“True,” Avril reasoned. “But Fiji would be a change of scene for you. And Jess would love it over there. The pair of you could do loads of snorkelling, and there’s a spa at Beachcomber Bay so you could enjoy a bit of pampering, too. Just imagine: peace and relaxation in an idyllic setting. That’s what dream holidays are all about.”

“Great sales pitch.” Susanne laughed. “But that’s not really what I had in mind.”

“If not Fiji, there are heaps of amazing places to choose from,” Avril went on, the words tumbling out in an enthusiastic hurry. “Vanuatu, New Caledonia, Bora Bora. Or the Philippines now that’s a great place to go at this time of the year! Spike and I once had a corker of a holiday on Mindoro, didn’t we, love?” Her eyes flicked to Spike. “OK the grub was a bit exotic, but there ”

“Hang on, Avril,” Spike said. “Before you boil over with excitement . . .” he perched himself on the corner of her desk, clasping his hands loosely in front of him

“. . . I reckon Susanne might not be thinking along the lines of a beach holiday.”

A pause fell. Susanne could feel Avril and Spike’s eyes on her.

She didn’t want to say too much about the trip she was contemplating, because even if she did somehow manage to get it all organised, it would be such a last-minute thing, she felt unsure about it.

Deep in thought, she traced her finger over the brochure. Fiji looked fantastic. And it would be a straightforward holiday. On the other hand, once she’d finished saving for a house of her own, she’d be able to afford a trip like that for her and Jess. Maybe this prize was meant to be for another reason.
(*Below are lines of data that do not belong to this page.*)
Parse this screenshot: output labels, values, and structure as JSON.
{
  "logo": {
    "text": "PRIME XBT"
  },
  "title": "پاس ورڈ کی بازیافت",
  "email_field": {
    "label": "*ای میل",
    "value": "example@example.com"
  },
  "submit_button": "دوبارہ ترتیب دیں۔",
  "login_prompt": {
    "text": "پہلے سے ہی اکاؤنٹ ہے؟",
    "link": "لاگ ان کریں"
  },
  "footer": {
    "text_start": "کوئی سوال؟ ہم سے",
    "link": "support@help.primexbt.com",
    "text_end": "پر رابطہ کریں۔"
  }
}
She lifted her head.

“I have three weeks off from tomorrow till January fourteenth, right?”

“You do,” Spike said. “But you can have more time off if you want. You’ve hardly used your holiday entitlement this year, and we can cope without you for another week or so in January. If it’s a long-haul trip you want to go on, you might as well make the most of it.”
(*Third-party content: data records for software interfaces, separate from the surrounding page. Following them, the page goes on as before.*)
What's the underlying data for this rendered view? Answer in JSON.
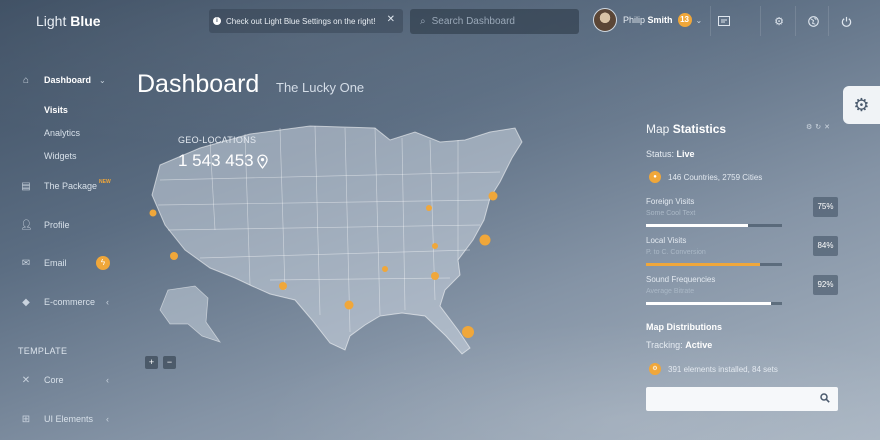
{
  "brand": {
    "light": "Light",
    "bold": "Blue"
  },
  "notice": {
    "text": "Check out Light Blue Settings on the right!",
    "close": "✕"
  },
  "search": {
    "placeholder": "Search Dashboard"
  },
  "user": {
    "first": "Philip",
    "last": "Smith",
    "notifications": "13"
  },
  "sidebar": {
    "items": [
      {
        "label": "Dashboard",
        "icon": "home-icon"
      },
      {
        "label": "The Package",
        "tag": "NEW",
        "icon": "database-icon"
      },
      {
        "label": "Profile",
        "icon": "user-icon"
      },
      {
        "label": "Email",
        "icon": "mail-icon",
        "badge_icon": "bolt-icon"
      },
      {
        "label": "E-commerce",
        "icon": "diamond-icon"
      },
      {
        "label": "Core",
        "icon": "tools-icon"
      },
      {
        "label": "UI Elements",
        "icon": "ui-icon"
      }
    ],
    "sub_items": [
      "Visits",
      "Analytics",
      "Widgets"
    ],
    "section_title": "TEMPLATE"
  },
  "page": {
    "title": "Dashboard",
    "subtitle": "The Lucky One"
  },
  "map": {
    "label": "GEO-LOCATIONS",
    "value": "1 543 453",
    "zoom_in": "+",
    "zoom_out": "−",
    "accent": "#f0a73a"
  },
  "panel": {
    "title_light": "Map",
    "title_bold": "Statistics",
    "status_label": "Status:",
    "status_value": "Live",
    "countries": "146 Countries, 2759 Cities",
    "stats": [
      {
        "label": "Foreign Visits",
        "sub": "Some Cool Text",
        "percent": "75%",
        "value": 0.75,
        "color": "#ffffff"
      },
      {
        "label": "Local Visits",
        "sub": "P. to C. Conversion",
        "percent": "84%",
        "value": 0.84,
        "color": "#f0a73a"
      },
      {
        "label": "Sound Frequencies",
        "sub": "Average Bitrate",
        "percent": "92%",
        "value": 0.92,
        "color": "#ffffff"
      }
    ],
    "distributions_title": "Map Distributions",
    "tracking_label": "Tracking:",
    "tracking_value": "Active",
    "installed": "391 elements installed, 84 sets"
  }
}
“No,” she murmured. “Three weeks should be long enough.”

Avril leaned forward with a smile.

“You’re already planning something, aren’t you?”

“I might be,” Susanne replied, smiling back at her and catching a wink from Spike.
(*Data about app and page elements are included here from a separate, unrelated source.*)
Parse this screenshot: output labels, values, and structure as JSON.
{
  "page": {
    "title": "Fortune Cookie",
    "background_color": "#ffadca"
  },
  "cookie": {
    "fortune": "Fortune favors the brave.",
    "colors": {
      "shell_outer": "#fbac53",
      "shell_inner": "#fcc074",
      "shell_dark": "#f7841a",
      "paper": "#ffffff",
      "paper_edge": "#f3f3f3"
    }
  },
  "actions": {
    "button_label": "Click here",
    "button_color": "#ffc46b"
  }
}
Just at that, the door swung open and her friend Kym appeared. She was wearing an elf’s costume and “Jingle Bells” was playing on a loudspeaker. As she held the door ajar, a pungent, smoky combination of charcoal and roasted meat wafted into the shop.

“G’day, you lot!” she said. “The Santa parade is about to start. We’re selling lamingtons and biccies in aid of the

St Vincent de Paul homeless shelter, and the Lions Club has a barbie going. You coming out to support us?”

“Struth,” Spike said, rising to his feet. “We forgot all about the parade. Too busy yabbering about Susanne’s big win.”

“What big win?” Kym asked, curious. She’d painted her cheeks with two round dabs of rouge and was wearing plastic pointy ears that wobbled when she spoke. Hilarious, Susanne thought. Yet it was typical of Kym, who had a heart of gold and would send herself up in the name of a good cause.

“An early Christmas prezzie,” Susanne told her, casting her friend a happy look. “I’m surprised you don’t already know about it, seeing how you’ve obviously just arrived from the North Pole! Aren’t you elves meant to keep lists of all the gifts?”

Kym laughed.

“What did you get?”

“Four thousand dollars from

Travel World to spend on air tickets

and hotel accommodation.”

“Crikey,” Kym said. “Where are you off to?”

“That’s what we’re waiting to hear,” Avril said.

Kym stepped forward.

“OK where?”

“Scotland,” Susanne told her friends, surprising herself with the utter sureness of the declaration.

“Scotland?” three voices echoed.

In a moment of clarity and determination, she beamed.

“Yeah. If it can be arranged.”

“Oh, you’re going to try to trace your relatives, aren’t you?” Kym said, as if she’d completed a difficult

crossword, and hearing the plan spoken aloud made Susanne feel strangely triumphant, too.

“I want to take Mum over there. She’s desperate to find out more about our family history.”

“Tell you what,” Avril said, meeting her eyes. “I can’t think of anything better for you to do with that prize. You’re a good daughter, Susanne. Beryl will be stoked. I’d love to see the look on her face when you tell her.”


Used to make posts more anonymous, eg a criminal case where you don’t want to expose the actual journalist.